Theater student works as intern in NYC

EmilyTaylor.jpg
Emily Taylor, left, poses with friends and props from “Wicked” at the show’s 10th Anniversary party.

Emily Taylor spent fall semester working as an intern for the hit Broadway musical "Wicked," thanks to experience and connections she gained via the University of North Georgia's theater department and Gainesville Theatre Alliance (GTA).

GTA is a unique collaboration between UNG, Brenau University, theatre professionals and the northeast Georgia community. Theater majors from both universities take classes together and work together on all production projects.

Taylor, who began her studies and UNG and transferred to Brenau to complete her degree, started working as a stage management intern for the Tony Award-winning "Wicked" in September.

"I have to pinch myself to remember that this is really happening," she said.

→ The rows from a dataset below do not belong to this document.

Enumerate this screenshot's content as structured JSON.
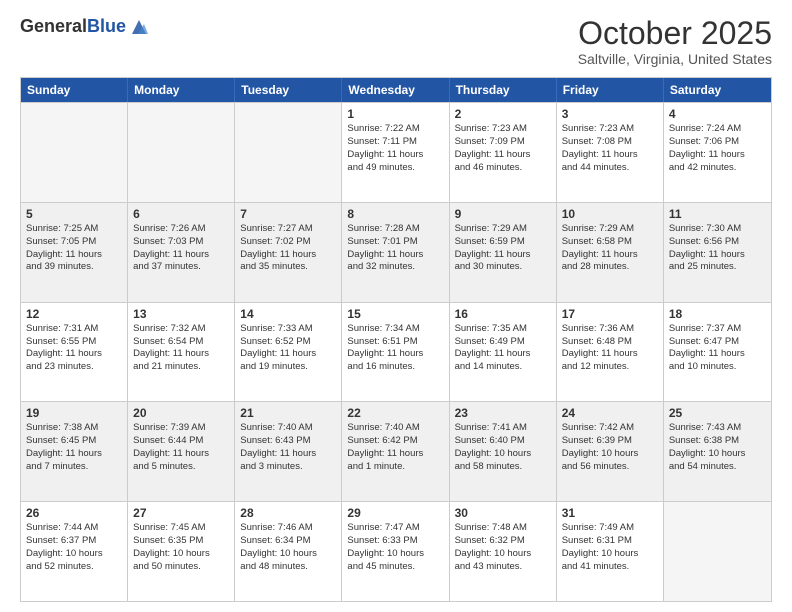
{
  "header": {
    "logo_general": "General",
    "logo_blue": "Blue",
    "month_title": "October 2025",
    "location": "Saltville, Virginia, United States"
  },
  "days_of_week": [
    "Sunday",
    "Monday",
    "Tuesday",
    "Wednesday",
    "Thursday",
    "Friday",
    "Saturday"
  ],
  "weeks": [
    [
      {
        "day": "",
        "info": "",
        "shaded": true,
        "empty": true
      },
      {
        "day": "",
        "info": "",
        "shaded": true,
        "empty": true
      },
      {
        "day": "",
        "info": "",
        "shaded": true,
        "empty": true
      },
      {
        "day": "1",
        "info": "Sunrise: 7:22 AM\nSunset: 7:11 PM\nDaylight: 11 hours\nand 49 minutes.",
        "shaded": false,
        "empty": false
      },
      {
        "day": "2",
        "info": "Sunrise: 7:23 AM\nSunset: 7:09 PM\nDaylight: 11 hours\nand 46 minutes.",
        "shaded": false,
        "empty": false
      },
      {
        "day": "3",
        "info": "Sunrise: 7:23 AM\nSunset: 7:08 PM\nDaylight: 11 hours\nand 44 minutes.",
        "shaded": false,
        "empty": false
      },
      {
        "day": "4",
        "info": "Sunrise: 7:24 AM\nSunset: 7:06 PM\nDaylight: 11 hours\nand 42 minutes.",
        "shaded": false,
        "empty": false
      }
    ],
    [
      {
        "day": "5",
        "info": "Sunrise: 7:25 AM\nSunset: 7:05 PM\nDaylight: 11 hours\nand 39 minutes.",
        "shaded": true,
        "empty": false
      },
      {
        "day": "6",
        "info": "Sunrise: 7:26 AM\nSunset: 7:03 PM\nDaylight: 11 hours\nand 37 minutes.",
        "shaded": true,
        "empty": false
      },
      {
        "day": "7",
        "info": "Sunrise: 7:27 AM\nSunset: 7:02 PM\nDaylight: 11 hours\nand 35 minutes.",
        "shaded": true,
        "empty": false
      },
      {
        "day": "8",
        "info": "Sunrise: 7:28 AM\nSunset: 7:01 PM\nDaylight: 11 hours\nand 32 minutes.",
        "shaded": true,
        "empty": false
      },
      {
        "day": "9",
        "info": "Sunrise: 7:29 AM\nSunset: 6:59 PM\nDaylight: 11 hours\nand 30 minutes.",
        "shaded": true,
        "empty": false
      },
      {
        "day": "10",
        "info": "Sunrise: 7:29 AM\nSunset: 6:58 PM\nDaylight: 11 hours\nand 28 minutes.",
        "shaded": true,
        "empty": false
      },
      {
        "day": "11",
        "info": "Sunrise: 7:30 AM\nSunset: 6:56 PM\nDaylight: 11 hours\nand 25 minutes.",
        "shaded": true,
        "empty": false
      }
    ],
    [
      {
        "day": "12",
        "info": "Sunrise: 7:31 AM\nSunset: 6:55 PM\nDaylight: 11 hours\nand 23 minutes.",
        "shaded": false,
        "empty": false
      },
      {
        "day": "13",
        "info": "Sunrise: 7:32 AM\nSunset: 6:54 PM\nDaylight: 11 hours\nand 21 minutes.",
        "shaded": false,
        "empty": false
      },
      {
        "day": "14",
        "info": "Sunrise: 7:33 AM\nSunset: 6:52 PM\nDaylight: 11 hours\nand 19 minutes.",
        "shaded": false,
        "empty": false
      },
      {
        "day": "15",
        "info": "Sunrise: 7:34 AM\nSunset: 6:51 PM\nDaylight: 11 hours\nand 16 minutes.",
        "shaded": false,
        "empty": false
      },
      {
        "day": "16",
        "info": "Sunrise: 7:35 AM\nSunset: 6:49 PM\nDaylight: 11 hours\nand 14 minutes.",
        "shaded": false,
        "empty": false
      },
      {
        "day": "17",
        "info": "Sunrise: 7:36 AM\nSunset: 6:48 PM\nDaylight: 11 hours\nand 12 minutes.",
        "shaded": false,
        "empty": false
      },
      {
        "day": "18",
        "info": "Sunrise: 7:37 AM\nSunset: 6:47 PM\nDaylight: 11 hours\nand 10 minutes.",
        "shaded": false,
        "empty": false
      }
    ],
    [
      {
        "day": "19",
        "info": "Sunrise: 7:38 AM\nSunset: 6:45 PM\nDaylight: 11 hours\nand 7 minutes.",
        "shaded": true,
        "empty": false
      },
      {
        "day": "20",
        "info": "Sunrise: 7:39 AM\nSunset: 6:44 PM\nDaylight: 11 hours\nand 5 minutes.",
        "shaded": true,
        "empty": false
      },
      {
        "day": "21",
        "info": "Sunrise: 7:40 AM\nSunset: 6:43 PM\nDaylight: 11 hours\nand 3 minutes.",
        "shaded": true,
        "empty": false
      },
      {
        "day": "22",
        "info": "Sunrise: 7:40 AM\nSunset: 6:42 PM\nDaylight: 11 hours\nand 1 minute.",
        "shaded": true,
        "empty": false
      },
      {
        "day": "23",
        "info": "Sunrise: 7:41 AM\nSunset: 6:40 PM\nDaylight: 10 hours\nand 58 minutes.",
        "shaded": true,
        "empty": false
      },
      {
        "day": "24",
        "info": "Sunrise: 7:42 AM\nSunset: 6:39 PM\nDaylight: 10 hours\nand 56 minutes.",
        "shaded": true,
        "empty": false
      },
      {
        "day": "25",
        "info": "Sunrise: 7:43 AM\nSunset: 6:38 PM\nDaylight: 10 hours\nand 54 minutes.",
        "shaded": true,
        "empty": false
      }
    ],
    [
      {
        "day": "26",
        "info": "Sunrise: 7:44 AM\nSunset: 6:37 PM\nDaylight: 10 hours\nand 52 minutes.",
        "shaded": false,
        "empty": false
      },
      {
        "day": "27",
        "info": "Sunrise: 7:45 AM\nSunset: 6:35 PM\nDaylight: 10 hours\nand 50 minutes.",
        "shaded": false,
        "empty": false
      },
      {
        "day": "28",
        "info": "Sunrise: 7:46 AM\nSunset: 6:34 PM\nDaylight: 10 hours\nand 48 minutes.",
        "shaded": false,
        "empty": false
      },
      {
        "day": "29",
        "info": "Sunrise: 7:47 AM\nSunset: 6:33 PM\nDaylight: 10 hours\nand 45 minutes.",
        "shaded": false,
        "empty": false
      },
      {
        "day": "30",
        "info": "Sunrise: 7:48 AM\nSunset: 6:32 PM\nDaylight: 10 hours\nand 43 minutes.",
        "shaded": false,
        "empty": false
      },
      {
        "day": "31",
        "info": "Sunrise: 7:49 AM\nSunset: 6:31 PM\nDaylight: 10 hours\nand 41 minutes.",
        "shaded": false,
        "empty": false
      },
      {
        "day": "",
        "info": "",
        "shaded": false,
        "empty": true
      }
    ]
  ]
}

Taylor was a performer in high school, but found her niche in stage management after being an assistant stage manager for two GTA shows and stage manager for "Hairspray." Stage managers help directors through weeks of rehearsals, then handle all details of the cast and set during each performance.  

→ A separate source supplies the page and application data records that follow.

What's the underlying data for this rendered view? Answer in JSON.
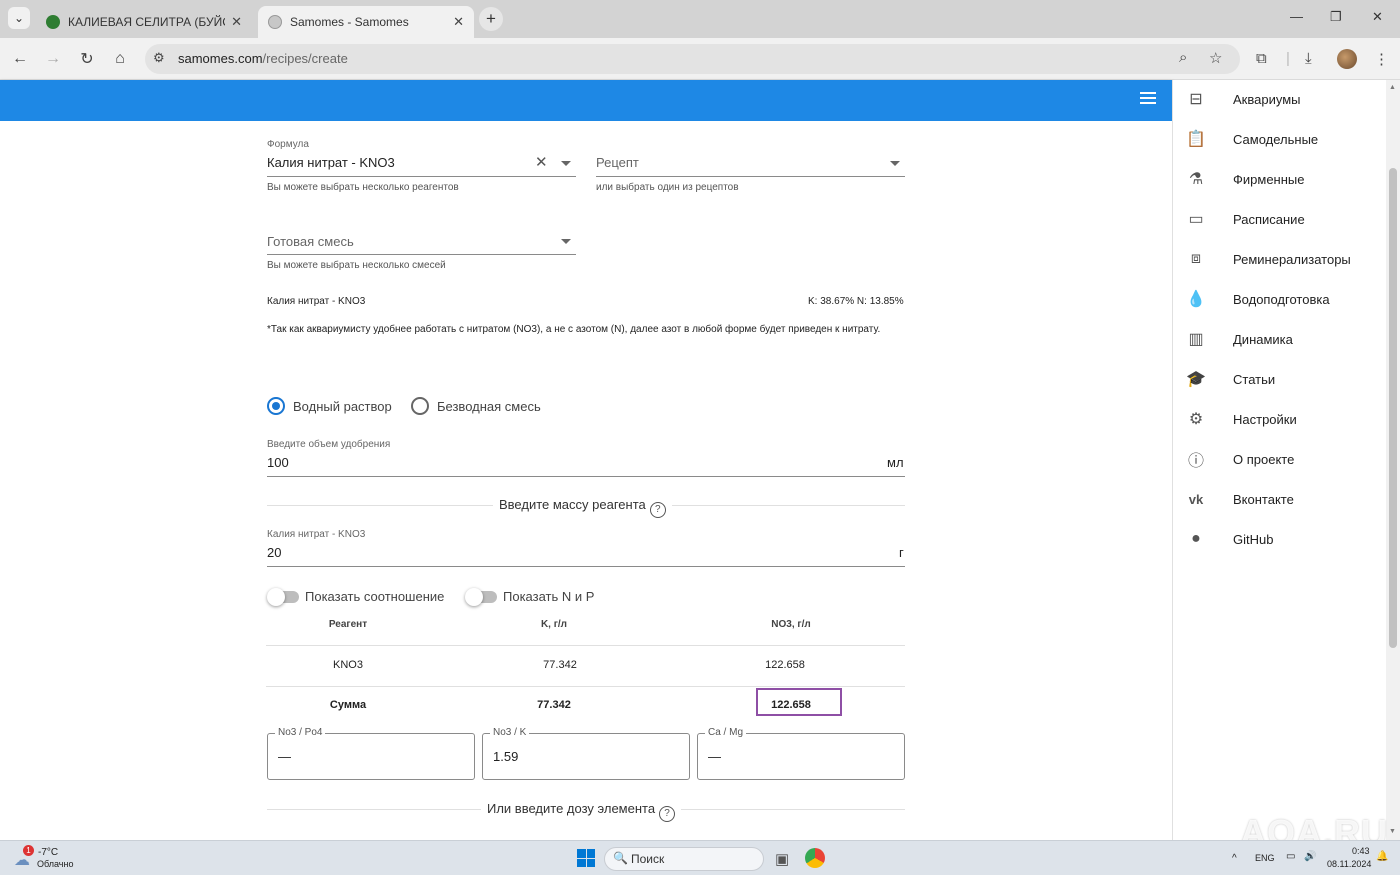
{
  "browser": {
    "tabs": [
      {
        "title": "КАЛИЕВАЯ СЕЛИТРА (БУЙСКИ",
        "active": false
      },
      {
        "title": "Samomes - Samomes",
        "active": true
      }
    ],
    "url_host": "samomes.com",
    "url_path": "/recipes/create"
  },
  "form": {
    "formula": {
      "label": "Формула",
      "value": "Калия нитрат - KNO3",
      "hint": "Вы можете выбрать несколько реагентов"
    },
    "recipe": {
      "placeholder": "Рецепт",
      "hint": "или выбрать один из рецептов"
    },
    "mix": {
      "placeholder": "Готовая смесь",
      "hint": "Вы можете выбрать несколько смесей"
    },
    "reagent_name": "Калия нитрат - KNO3",
    "reagent_composition": "K: 38.67% N: 13.85%",
    "note": "*Так как аквариумисту удобнее работать с нитратом (NO3), а не с азотом (N), далее азот в любой форме будет приведен к нитрату.",
    "radio_aqueous": "Водный раствор",
    "radio_dry": "Безводная смесь",
    "volume": {
      "label": "Введите объем удобрения",
      "value": "100",
      "unit": "мл"
    },
    "mass_section_title": "Введите массу реагента",
    "mass": {
      "label": "Калия нитрат - KNO3",
      "value": "20",
      "unit": "г"
    },
    "toggle_ratio": "Показать соотношение",
    "toggle_np": "Показать N и P",
    "table": {
      "headers": [
        "Реагент",
        "K, г/л",
        "NO3, г/л"
      ],
      "rows": [
        [
          "KNO3",
          "77.342",
          "122.658"
        ]
      ],
      "total": [
        "Сумма",
        "77.342",
        "122.658"
      ]
    },
    "ratios": [
      {
        "label": "No3 / Po4",
        "value": "—"
      },
      {
        "label": "No3 / K",
        "value": "1.59"
      },
      {
        "label": "Ca / Mg",
        "value": "—"
      }
    ],
    "dose_section_title": "Или введите дозу элемента"
  },
  "sidebar": {
    "items": [
      {
        "label": "Аквариумы",
        "icon": "aquarium-icon"
      },
      {
        "label": "Самодельные",
        "icon": "clipboard-icon"
      },
      {
        "label": "Фирменные",
        "icon": "flask-icon"
      },
      {
        "label": "Расписание",
        "icon": "calendar-icon"
      },
      {
        "label": "Реминерализаторы",
        "icon": "boxes-icon"
      },
      {
        "label": "Водоподготовка",
        "icon": "drop-icon"
      },
      {
        "label": "Динамика",
        "icon": "chart-icon"
      },
      {
        "label": "Статьи",
        "icon": "school-icon"
      },
      {
        "label": "Настройки",
        "icon": "gear-icon"
      },
      {
        "label": "О проекте",
        "icon": "info-icon"
      },
      {
        "label": "Вконтакте",
        "icon": "vk-icon"
      },
      {
        "label": "GitHub",
        "icon": "github-icon"
      }
    ]
  },
  "taskbar": {
    "weather_temp": "-7°C",
    "weather_text": "Облачно",
    "weather_badge": "1",
    "search_label": "Поиск",
    "lang": "ENG",
    "time": "0:43",
    "date": "08.11.2024"
  },
  "watermark": "AQA.RU",
  "colors": {
    "appbar": "#1e88e5",
    "radio_on": "#1976d2",
    "highlight": "#8e4fa5"
  }
}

Celeste Morris, an assistant professor of theater at UNG, said Taylor's interpersonal skills make her an excellent stage manager.

"What makes her so amazing is that she's a dynamic people-person," Morris said. "She's always a step ahead and knows exactly what you need before you need it. She also has a graceful authority that is recognized by her peers as well as the professionals that GTA brings in as guest artists."

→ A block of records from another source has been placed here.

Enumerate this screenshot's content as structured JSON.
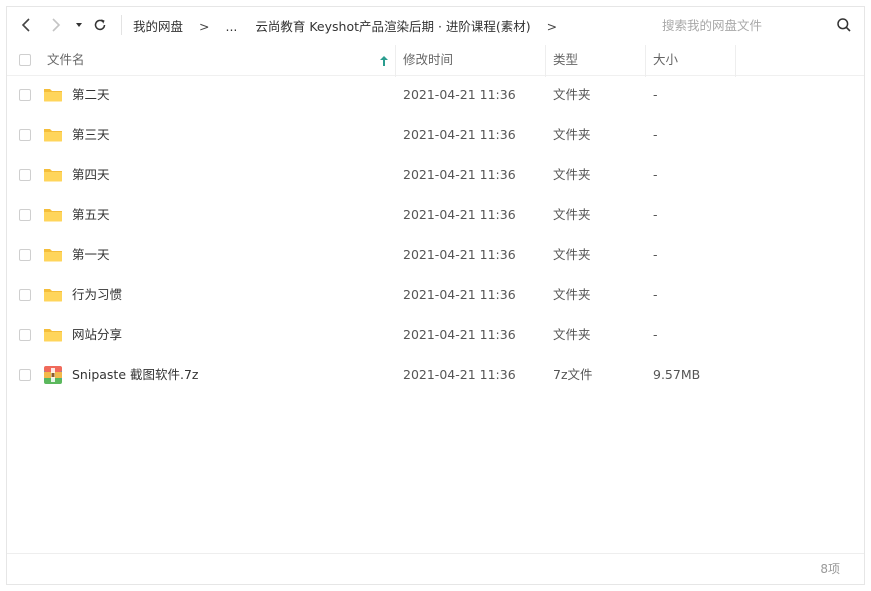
{
  "toolbar": {
    "breadcrumb": [
      "我的网盘",
      "...",
      "云尚教育 Keyshot产品渲染后期 · 进阶课程(素材)"
    ],
    "crumb_separator": ">",
    "search_placeholder": "搜索我的网盘文件"
  },
  "columns": {
    "name": "文件名",
    "modified": "修改时间",
    "type": "类型",
    "size": "大小"
  },
  "files": [
    {
      "name": "第二天",
      "modified": "2021-04-21 11:36",
      "type": "文件夹",
      "size": "-",
      "icon": "folder-icon"
    },
    {
      "name": "第三天",
      "modified": "2021-04-21 11:36",
      "type": "文件夹",
      "size": "-",
      "icon": "folder-icon"
    },
    {
      "name": "第四天",
      "modified": "2021-04-21 11:36",
      "type": "文件夹",
      "size": "-",
      "icon": "folder-icon"
    },
    {
      "name": "第五天",
      "modified": "2021-04-21 11:36",
      "type": "文件夹",
      "size": "-",
      "icon": "folder-icon"
    },
    {
      "name": "第一天",
      "modified": "2021-04-21 11:36",
      "type": "文件夹",
      "size": "-",
      "icon": "folder-icon"
    },
    {
      "name": "行为习惯",
      "modified": "2021-04-21 11:36",
      "type": "文件夹",
      "size": "-",
      "icon": "folder-icon"
    },
    {
      "name": "网站分享",
      "modified": "2021-04-21 11:36",
      "type": "文件夹",
      "size": "-",
      "icon": "folder-icon"
    },
    {
      "name": "Snipaste 截图软件.7z",
      "modified": "2021-04-21 11:36",
      "type": "7z文件",
      "size": "9.57MB",
      "icon": "archive-icon"
    }
  ],
  "status": {
    "count": "8项"
  },
  "colors": {
    "folder": "#FFD55B",
    "folder_back": "#F5BE3A",
    "sort_arrow": "#2a9d8f"
  }
}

Taylor's work with GTA's guest artists has helped her land summer jobs that have prepared her for the daunting task of interning for a Broadway production, including positions with the Berkshire Summer Theatre in 2012 and Atlanta's Lyric Theater in 2013. In July, the stage manager for "Wicked" called for an interview after a friend of Taylor's passed along her résumé.

"You can't let your fears hold you back, but have to believe in your abilities and training," Taylor said. "You have to believe in yourself, and, when other people begin to believe in you too, things happen."

When the first phone interview went well, Taylor contacted her advisor to register for online classes and get credit for the internship. At the end of the second interview, the stage manager offered Taylor an internship, but needed someone in two weeks. Taylor didn't hesitate, replying: "That's fine. I'm prepared and ready to come." 

On a typical day, Taylor shadowed crew members from different departments: stage managers, dressers, make-up artists, master carpenters, and automation and sound crew. Taylor also helped understudy actresses rehearse their new roles, playing many of the other characters alongside professional Broadway actors. Taylor helped plan the show's 10th Anniversary on Broadway celebration and helped manage the cast and crew when they appeared on the Katie Couric Show and The Today Show.

"It is really as fun as it sounds," she said.

Taylor returned home to spend holidays with her family, but her five-year plan is to be back in New York running a Broadway show. She worked toward that end by reaching out to other production stage managers while in New York and had the opportunity to shadow the stage manager for "Annie."

© 2014 University of North Georgia, 82 College Circle, Dahlonega, GA 30597